  • I'm Not Trying to Hurt You
  1. Pebbles, Volume 9 (LP)
  • Lost in My World
  1. Nuggets, Volume 4 (LP)
  • And Now You Want My Sympathy
  1. Psychedelic Archives – USA Garage, Volume 1 (Cassette)

References[edit]

  1. ^ a b c d e f Eder, Bruce, Allmusic, Biography of the Outsiders. Retrieved 5 Feb 2008.
  2. ^ a b Eder, Bruce, Yahoo! Music, "The Outsiders" biography. Retrieved 17 Sept. 2007.
  3. ^ Murrells, Joseph (1978). The Book of Golden Discs (2nd ed.). London: Barrie and Jenkins Ltd. p. 209. ISBN 0-214-20512-6. 
  4. ^ a b c d Krider, Don. Outsiders biography on Epinions.com. Retrieved 8 Feb 2008.
  5. ^ "Bomp List" archives, 8 Dec. 2001. Retrieved 17 Sept. 2007.
  6. ^ a b c Biography of the band on www.classicbands.com. Retrieved 18 Mar 2008.
  7. ^ James, Gary. Interview with Sonny Geraci. www.classicbands.com. Retrieved 19 Mar 2008.
  8. ^ "Oldies Music News". Retrieved 2012-05-08. 
  9. ^ Cleveland Plain Dealer
  10. ^ Listing on www.CDuniverse.com.
  11. ^ Ugly Things fanzine, "Searchin' for Shakes" on-line database.

Literature[edit]

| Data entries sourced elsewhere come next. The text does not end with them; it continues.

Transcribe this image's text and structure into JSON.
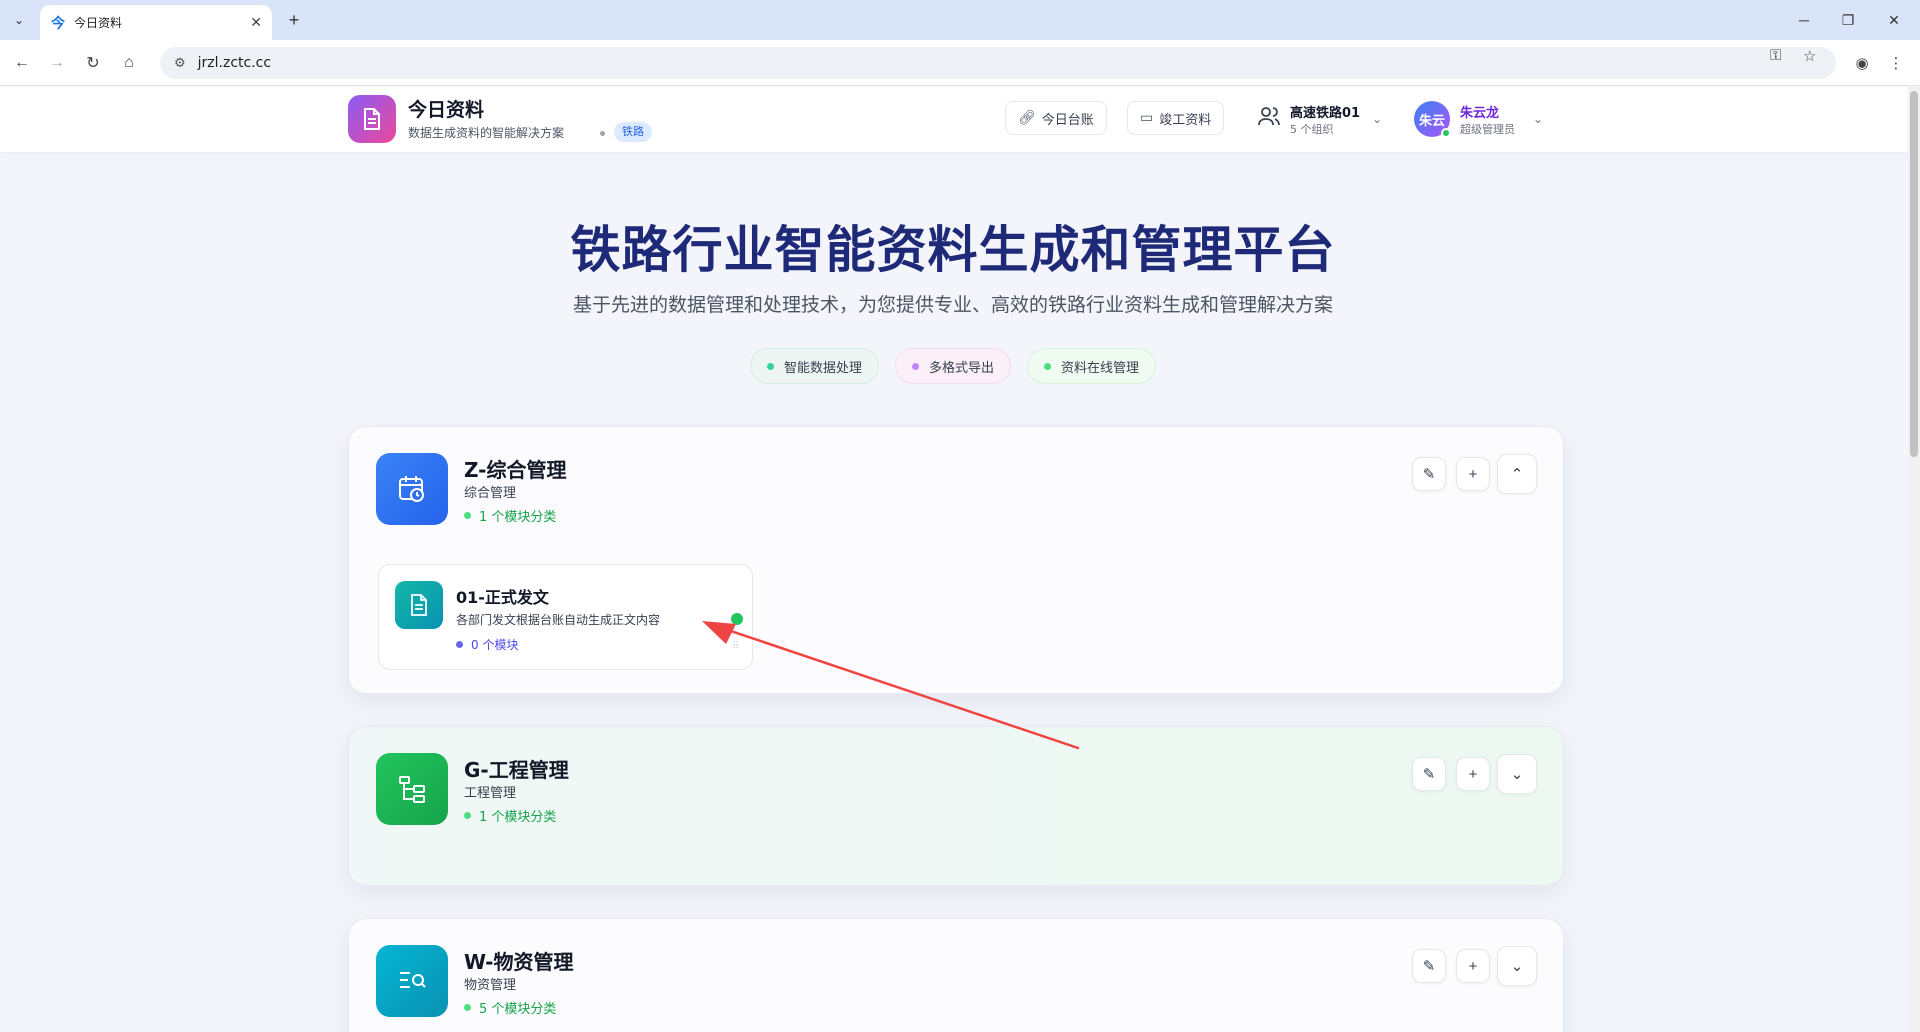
{
  "browser": {
    "tab_title": "今日资料",
    "url": "jrzl.zctc.cc"
  },
  "header": {
    "brand_title": "今日资料",
    "brand_subtitle": "数据生成资料的智能解决方案",
    "brand_tag": "铁路",
    "btn_ledger": "今日台账",
    "btn_completion": "竣工资料",
    "org_name": "高速铁路01",
    "org_count": "5 个组织",
    "user_avatar": "朱云",
    "user_name": "朱云龙",
    "user_role": "超级管理员"
  },
  "hero": {
    "title": "铁路行业智能资料生成和管理平台",
    "subtitle": "基于先进的数据管理和处理技术，为您提供专业、高效的铁路行业资料生成和管理解决方案",
    "pills": [
      "智能数据处理",
      "多格式导出",
      "资料在线管理"
    ]
  },
  "categories": [
    {
      "title": "Z-综合管理",
      "subtitle": "综合管理",
      "count": "1 个模块分类",
      "expanded": true,
      "modules": [
        {
          "title": "01-正式发文",
          "desc": "各部门发文根据台账自动生成正文内容",
          "count": "0 个模块"
        }
      ]
    },
    {
      "title": "G-工程管理",
      "subtitle": "工程管理",
      "count": "1 个模块分类",
      "expanded": false
    },
    {
      "title": "W-物资管理",
      "subtitle": "物资管理",
      "count": "5 个模块分类",
      "expanded": false
    }
  ],
  "colors": {
    "hero_title": "#1e2a78",
    "annotation_arrow": "#ef4444",
    "status_green": "#22c55e"
  }
}
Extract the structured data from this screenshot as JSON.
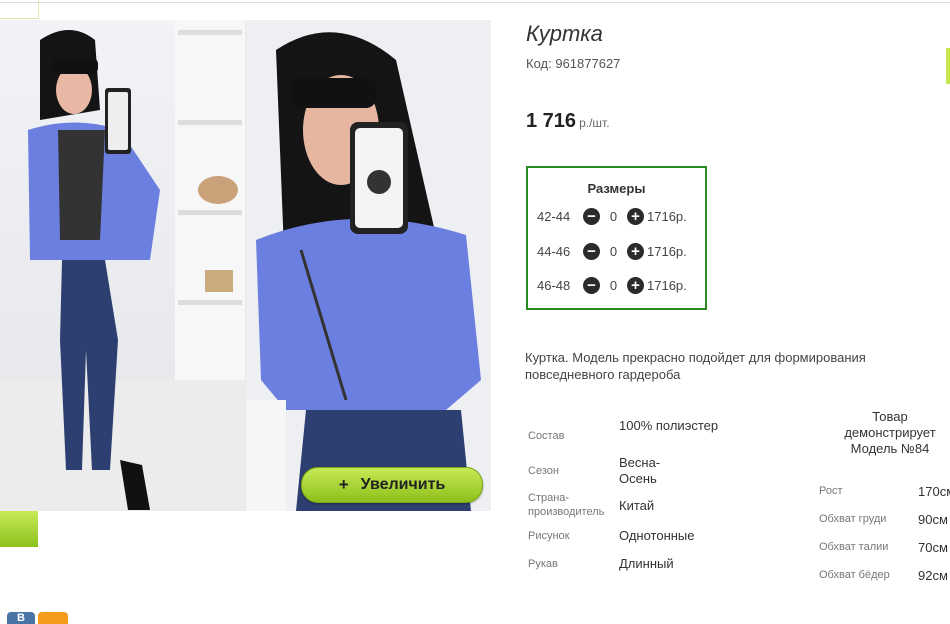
{
  "product": {
    "title": "Куртка",
    "code_label": "Код:",
    "code": "961877627",
    "price": "1 716",
    "price_unit": "р./шт."
  },
  "gallery": {
    "zoom_label": "Увеличить",
    "zoom_icon": "plus-icon"
  },
  "sizes": {
    "title": "Размеры",
    "rows": [
      {
        "size": "42-44",
        "qty": "0",
        "price": "1716р."
      },
      {
        "size": "44-46",
        "qty": "0",
        "price": "1716р."
      },
      {
        "size": "46-48",
        "qty": "0",
        "price": "1716р."
      }
    ]
  },
  "description": "Куртка. Модель прекрасно подойдет для формирования повседневного гардероба",
  "properties": [
    {
      "key": "Состав",
      "value": "100% полиэстер"
    },
    {
      "key": "Сезон",
      "value": "Весна-Осень"
    },
    {
      "key": "Страна-производитель",
      "value": "Китай"
    },
    {
      "key": "Рисунок",
      "value": "Однотонные"
    },
    {
      "key": "Рукав",
      "value": "Длинный"
    }
  ],
  "model": {
    "heading": "Товар демонстрирует Модель №84",
    "measurements": [
      {
        "key": "Рост",
        "value": "170см"
      },
      {
        "key": "Обхват груди",
        "value": "90см"
      },
      {
        "key": "Обхват талии",
        "value": "70см"
      },
      {
        "key": "Обхват бёдер",
        "value": "92см"
      }
    ]
  },
  "social": {
    "vk_label": "В"
  },
  "colors": {
    "accent_green": "#8dc01b",
    "sizes_border": "#2a8a22",
    "jacket_blue": "#6b7fe0"
  }
}
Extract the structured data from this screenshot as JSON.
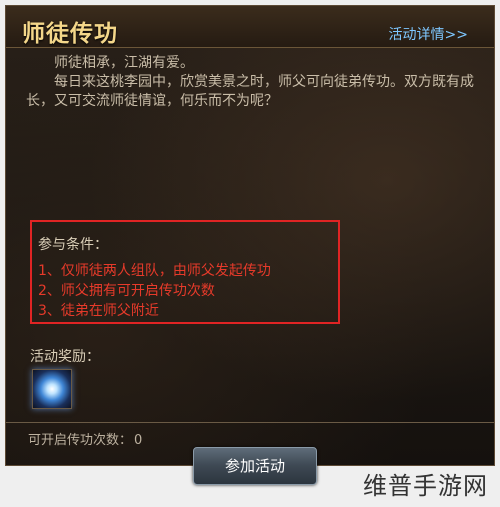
{
  "header": {
    "title": "师徒传功",
    "details_link": "活动详情>>"
  },
  "intro": {
    "line1": "师徒相承，江湖有爱。",
    "line2": "每日来这桃李园中，欣赏美景之时，师父可向徒弟传功。双方既有成长，又可交流师徒情谊，何乐而不为呢？"
  },
  "conditions": {
    "heading": "参与条件：",
    "items": [
      "1、仅师徒两人组队，由师父发起传功",
      "2、师父拥有可开启传功次数",
      "3、徒弟在师父附近"
    ],
    "highlight_color": "#e02424"
  },
  "rewards": {
    "heading": "活动奖励：",
    "icon": "glowing-orb-icon"
  },
  "footer": {
    "count_label": "可开启传功次数：",
    "count_value": "0",
    "join_button": "参加活动"
  },
  "watermark": "维普手游网"
}
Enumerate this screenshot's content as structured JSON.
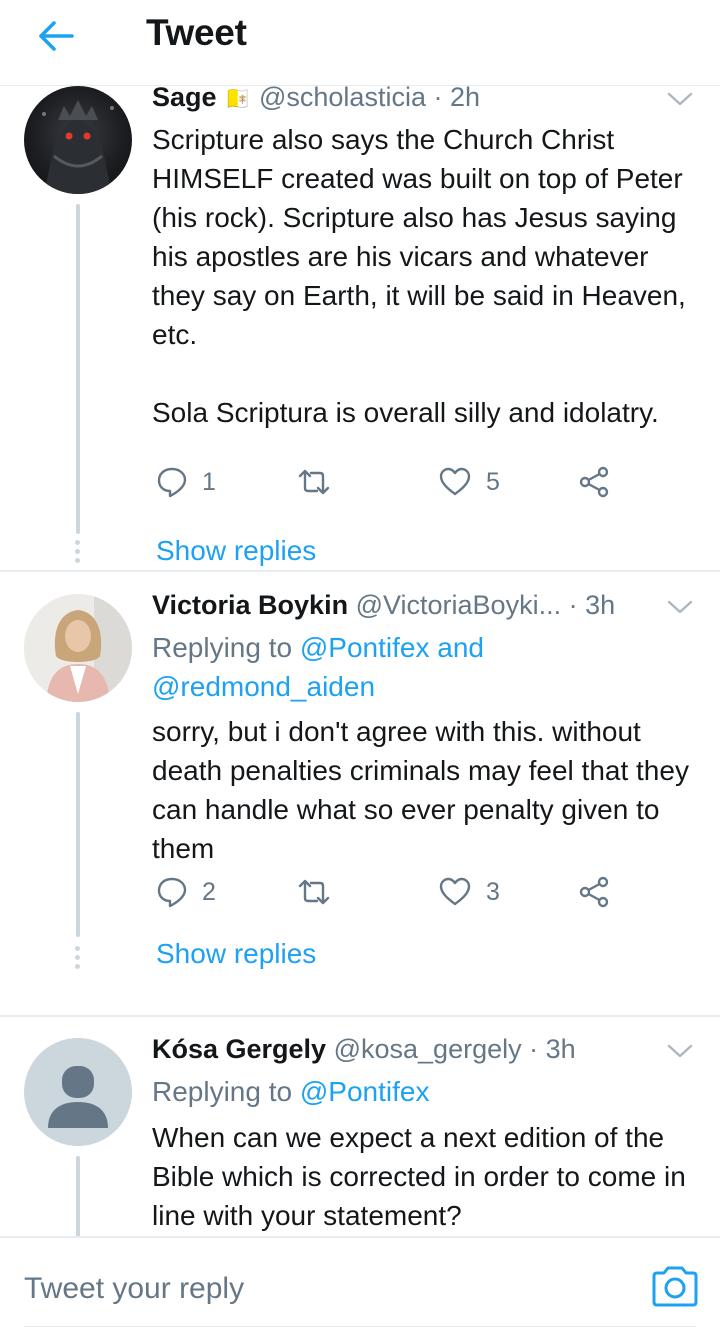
{
  "header": {
    "title": "Tweet"
  },
  "tweets": [
    {
      "name": "Sage",
      "flag": "🇻🇦",
      "handle": "@scholasticia",
      "time": "· 2h",
      "replying_prefix": "",
      "replying_to_1": "",
      "replying_and": "",
      "replying_to_2": "",
      "text": "Scripture also says the Church Christ HIMSELF created was built on top of Peter (his rock). Scripture also has Jesus saying his apostles are his vicars and whatever they say on Earth, it will be said in Heaven, etc.\n\nSola Scriptura is overall silly and idolatry.",
      "replies": "1",
      "retweets": "",
      "likes": "5",
      "show_replies": "Show replies"
    },
    {
      "name": "Victoria Boykin",
      "handle": "@VictoriaBoyki...",
      "time": "· 3h",
      "replying_prefix": "Replying to",
      "replying_to_1": "@Pontifex",
      "replying_and": "and",
      "replying_to_2": "@redmond_aiden",
      "text": "sorry, but i don't agree with this. without death penalties criminals may feel that they can handle what so ever penalty given to them",
      "replies": "2",
      "retweets": "",
      "likes": "3",
      "show_replies": "Show replies"
    },
    {
      "name": "Kósa Gergely",
      "handle": "@kosa_gergely",
      "time": "· 3h",
      "replying_prefix": "Replying to",
      "replying_to_1": "@Pontifex",
      "text": "When can we expect a next edition of the Bible which is corrected in order to come in line with your statement?"
    }
  ],
  "composer": {
    "placeholder": "Tweet your reply"
  },
  "colors": {
    "accent": "#1da1f2",
    "secondary_text": "#657786",
    "divider": "#e6ecf0"
  },
  "icons": [
    "back-arrow-icon",
    "chevron-down-icon",
    "reply-icon",
    "retweet-icon",
    "like-icon",
    "share-icon",
    "camera-icon",
    "default-avatar-icon"
  ]
}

  • The Billboard Book of Top 40 Hits, 7th ed. by Joel Whitburn (2000)

External links[edit]